Above is our new stewardship building at Nachusa Grasslands. The left half, with the lower roof height, is the seed room and science prep room. A few years back we ran out of room in our old HQ timber frame barn and so we banished the hired seasonal seed crew out of our that old barn and put them in an unheated shed which ended up having a leaking roof. The volunteers stayed in the heated Headquarters. This new Seed Room reunites volunteers and crew and we like that vibe. Here is a photo tour.
Bernie is giving a tour to two folks and the crew is pondering where harvested seed should go to be dried. Here is a ten second video of the crew working the room. https://youtu.be/ayLGdWVx0EI
These dangling tubes have room temp air blowing gently through them. They hook to PVC tubes with holes drilled in the plastic that let air filter up from the bottom of the barrel of damp seed and dry it out so it does not mold in storage.
This is a “squirrel cage” fan with the motor inside the cage for maximum cooling of the motor. This model is a Dayton 1XJY1 1/2 hp 1060 RPM 115V Furnace Blower
We installed a four speed fan switch to save energy and noise and can turn off the fan quick when we want quiet. Details of this drier system were the topic of a previous post https://grasslandrestorationnetwork.org/2019/11/07/seed-drier/
The seed racks were how we dried all our seed before we came up with the dangling tube Medusa drier. They are nice racks with four foot deep trays, and the trays slide in smoothly. Small white boards can be written on. These trays can be used to store little bags of seed for the season.
Cindy Buchholz milling seed, perhaps lead plant. There is a previous post about hammermills: https://grasslandrestorationnetwork.org/2020/01/16/seed-hammer-mill/
Matt Nugent filling a barrel with milled seed, which is dusty. The wall mounted exhaust fan is huge and moves the dust outside.

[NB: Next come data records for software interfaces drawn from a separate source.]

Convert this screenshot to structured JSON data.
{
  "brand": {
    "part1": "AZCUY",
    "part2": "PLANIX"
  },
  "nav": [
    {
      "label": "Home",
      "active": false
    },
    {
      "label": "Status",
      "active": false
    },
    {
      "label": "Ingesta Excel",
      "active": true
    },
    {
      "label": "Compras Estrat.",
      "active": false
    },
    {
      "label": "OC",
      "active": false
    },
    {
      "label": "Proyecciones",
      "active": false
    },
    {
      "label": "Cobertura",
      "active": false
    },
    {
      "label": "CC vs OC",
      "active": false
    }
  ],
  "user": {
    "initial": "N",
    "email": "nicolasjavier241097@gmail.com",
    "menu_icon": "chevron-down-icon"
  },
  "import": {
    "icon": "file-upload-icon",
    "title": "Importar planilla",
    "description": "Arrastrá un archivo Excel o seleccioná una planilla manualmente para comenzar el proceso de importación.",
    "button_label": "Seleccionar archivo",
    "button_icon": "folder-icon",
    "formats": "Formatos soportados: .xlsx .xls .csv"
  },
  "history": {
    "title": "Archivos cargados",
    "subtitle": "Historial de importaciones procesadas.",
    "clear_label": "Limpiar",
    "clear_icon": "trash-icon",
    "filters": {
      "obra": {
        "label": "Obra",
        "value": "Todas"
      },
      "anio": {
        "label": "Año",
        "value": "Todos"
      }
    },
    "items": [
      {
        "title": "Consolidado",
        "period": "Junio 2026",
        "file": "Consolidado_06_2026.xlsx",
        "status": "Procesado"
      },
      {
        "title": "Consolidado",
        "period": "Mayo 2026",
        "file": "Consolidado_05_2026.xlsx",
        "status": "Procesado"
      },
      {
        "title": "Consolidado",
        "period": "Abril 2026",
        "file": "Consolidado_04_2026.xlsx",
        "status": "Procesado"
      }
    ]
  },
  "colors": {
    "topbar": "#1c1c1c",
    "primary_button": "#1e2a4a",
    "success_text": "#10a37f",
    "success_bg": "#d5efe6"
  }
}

It is seed mixing time! After a long year of harvesting the crew reviews spreadsheets from past years to see where each species of seed could be distributed. Mix choices are dry prairie, dry mesic prairie, mesic prairie, wet prairie, savanna, woodland. Note the Flora of the Chicago Region by Wilhelm and Rericha is open. This Flora helps them think about where a species could grow.
Crew leaders Matt Nugent and Anna Scheidel. Behind them are some barrels of seeds of various species all layered up in the barrel. Later they will take all the dry mix barrels, dump them on the floor, use a shovel to mix them and then refill the barrels. Then they do this for each mix, a dusty job. Then they will be ready to plant.
Matthew Togger splitting seed to various mixes.
The seed room can get crowded with barrels and bags of seed. To lower chaos we have the hired crew using white seed tags and white barrel tags while the Stewards use green.
Congrats, all you Nachusa engineers! State of the art
The progress you’ve made since those old days is truly amazing. I’m duly impressed and must get out there more often. Everything looks so clean and organized. Great job – super progress!!
Mighty sophisticated operation. Wow!
Very impressive set-up. Thanks for sharing.